(Disclaimer—or actually, claimer, as I am thrilled to be doing this—I am currently working on a cookbook with Hubert.) The recipe was included in Hubert’s first cookbook, The Cuisine of Hubert Keller, and he included it in his newsletter mailed out over the holidays. The recipe makes a very handsome brioche that some would call plain because it has just a few raisins and is neither very buttery nor very sweet but instead, just right. Especially when spread with butter and jam or lightly toasted and served with foie gras or a rich smoked salmon rillettes (Try Paula Wolfert’s from her Cooking of Southwest France cookbook.). Hubert and his wife Chantal, both from Alsace, say that their mothers and grandmothers prefer the cake dry and several days old. It is often served with coffee or wine in the afternoon and I think I’d like to try it with a gewürztraminer.

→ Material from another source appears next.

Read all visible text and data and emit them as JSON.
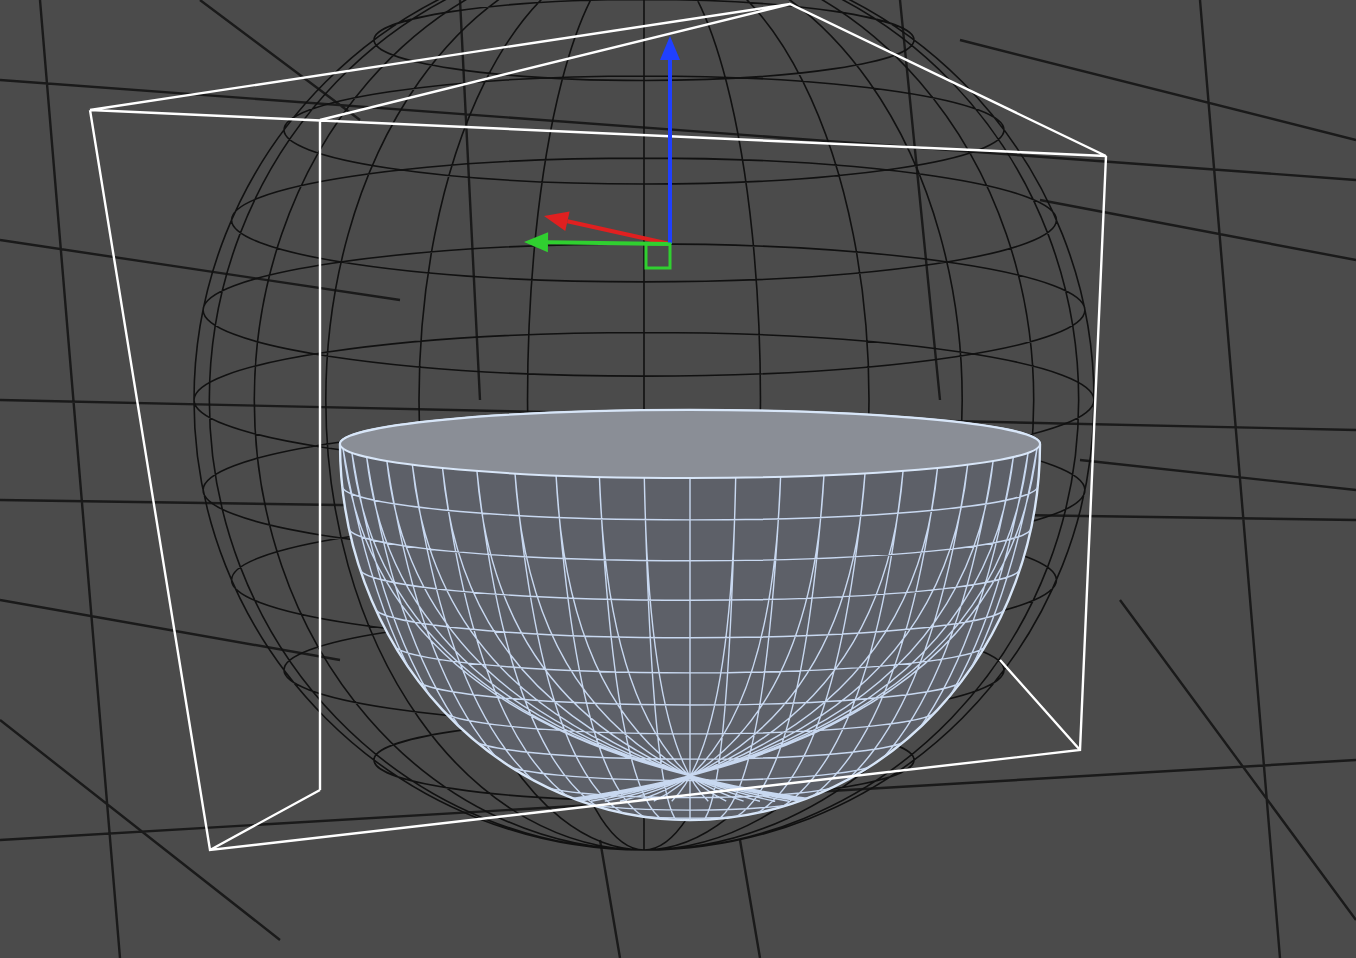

The recipe makes a huge cake—it filled my bundt pan and when baked crowned over the top. Which is the idea, I guess to make the bread look even more like a crown. Its history contains references to the 3 kings and the gifts of the Magi. Because of the many ways it can be served, a huge bread (Kugelhopf is either a bread masquerading as a cake or a cake pretending to be a bread. You make it and decide.)
Now round about Thanksgiving, on Wednesday, 21 November 2010 to be precise, The San Francisco Chronicle published a recipe for a bread pudding made from leftover stuffing. This immediately struck me as a brilliant idea and I made it twice. It makes stuffing worth the effort—not something I normally like to do. If left to my own devices, I’d just roast a lot of garlic and potatoes with the turkey. The stage was set for turning leftover kugelhopf into bread pudding.
Following Hubert’s advice, I cut 1/4 of the kugelhopf into chunks and let them thoroughly dry out. (I never cut the crusts off because crusts are my favorite part of bread. They do cause some chewiness in the finished custard but that’s fine by me. If not by you, remove the crusts.) That took a day or two. When it was time to bake, I piled the bread in a 2 1/2-quart baking dish and made a simple, light custard mix by whisking together 4 eggs, 1 quart half-and-half, 1 tablespoon vanilla, and a large handful or so—about 1/2 cup—of sugar. The kugel would do the heavy lifting in terms of interest and flavor. This was poured over the bread and left to soak until the bread seemed thoroughly saturated. I poked at it occasionally whenever I walked by, pushing bits of bread under the surface of the liquid.
Meanwhile, the oven preheated to 350°F. The baking dish went into the oven on top of a baking sheet in case of leaking. An hour later, the whole thing turned puffy and brown. To eat on its own, the proportions of custard to bread could have been more generous, but when eaten warm with vanilla ice cream? Well, it was more than fine. And for those of you with leftover panetonne or other holiday bread tucked away in the freezer and looking for a purpose in life, treat your book group to a great dessert. Then let your family eat leftovers reheated for breakfast.